> Exercise objective: Go through the data below. Pull out every line that has the word "icon".

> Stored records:
* * * *

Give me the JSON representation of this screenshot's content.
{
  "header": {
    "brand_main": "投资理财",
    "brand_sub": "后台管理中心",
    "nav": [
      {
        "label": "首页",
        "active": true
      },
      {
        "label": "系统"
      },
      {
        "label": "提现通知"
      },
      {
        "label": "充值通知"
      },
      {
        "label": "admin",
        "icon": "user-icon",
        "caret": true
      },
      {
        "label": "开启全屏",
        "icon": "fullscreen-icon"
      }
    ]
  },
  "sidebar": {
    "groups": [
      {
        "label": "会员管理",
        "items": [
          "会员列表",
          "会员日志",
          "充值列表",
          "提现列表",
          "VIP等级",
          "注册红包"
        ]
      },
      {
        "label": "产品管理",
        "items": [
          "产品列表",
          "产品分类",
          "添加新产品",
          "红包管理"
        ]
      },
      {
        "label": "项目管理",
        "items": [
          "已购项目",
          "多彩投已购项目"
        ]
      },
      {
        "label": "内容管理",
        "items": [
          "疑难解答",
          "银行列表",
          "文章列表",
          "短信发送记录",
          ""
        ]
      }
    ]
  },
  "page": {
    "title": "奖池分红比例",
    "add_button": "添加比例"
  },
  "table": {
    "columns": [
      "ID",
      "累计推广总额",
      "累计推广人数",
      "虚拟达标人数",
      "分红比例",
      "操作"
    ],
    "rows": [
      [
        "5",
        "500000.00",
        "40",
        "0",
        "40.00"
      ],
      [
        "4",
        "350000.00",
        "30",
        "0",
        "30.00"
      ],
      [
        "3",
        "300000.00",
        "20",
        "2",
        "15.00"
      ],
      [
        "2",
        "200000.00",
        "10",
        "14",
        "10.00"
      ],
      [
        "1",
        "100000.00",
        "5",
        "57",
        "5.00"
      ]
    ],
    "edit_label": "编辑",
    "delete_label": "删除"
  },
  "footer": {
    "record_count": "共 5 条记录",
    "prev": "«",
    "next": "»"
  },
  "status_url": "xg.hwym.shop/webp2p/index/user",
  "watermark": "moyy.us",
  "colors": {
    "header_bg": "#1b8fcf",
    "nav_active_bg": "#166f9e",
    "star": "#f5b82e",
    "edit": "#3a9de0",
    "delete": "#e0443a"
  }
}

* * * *

> Exercise output:
        "icon": "user-icon",
        "icon": "fullscreen-icon"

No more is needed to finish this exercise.